STORED DATA:
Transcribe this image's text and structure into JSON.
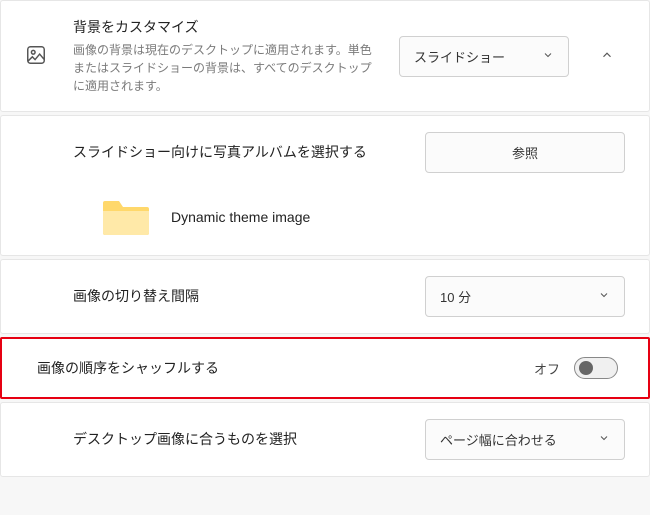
{
  "background": {
    "title": "背景をカスタマイズ",
    "desc": "画像の背景は現在のデスクトップに適用されます。単色またはスライドショーの背景は、すべてのデスクトップに適用されます。",
    "type_value": "スライドショー"
  },
  "album": {
    "label": "スライドショー向けに写真アルバムを選択する",
    "browse_button": "参照",
    "folder_name": "Dynamic theme image"
  },
  "interval": {
    "label": "画像の切り替え間隔",
    "value": "10 分"
  },
  "shuffle": {
    "label": "画像の順序をシャッフルする",
    "state": "オフ"
  },
  "fit": {
    "label": "デスクトップ画像に合うものを選択",
    "value": "ページ幅に合わせる"
  }
}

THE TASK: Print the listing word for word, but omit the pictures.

ANSWER BOX:
Transcribe this image's text and structure into JSON.
{
  "background": {
    "title": "背景をカスタマイズ",
    "desc": "画像の背景は現在のデスクトップに適用されます。単色またはスライドショーの背景は、すべてのデスクトップに適用されます。",
    "type_value": "スライドショー"
  },
  "album": {
    "label": "スライドショー向けに写真アルバムを選択する",
    "browse_button": "参照",
    "folder_name": "Dynamic theme image"
  },
  "interval": {
    "label": "画像の切り替え間隔",
    "value": "10 分"
  },
  "shuffle": {
    "label": "画像の順序をシャッフルする",
    "state": "オフ"
  },
  "fit": {
    "label": "デスクトップ画像に合うものを選択",
    "value": "ページ幅に合わせる"
  }
}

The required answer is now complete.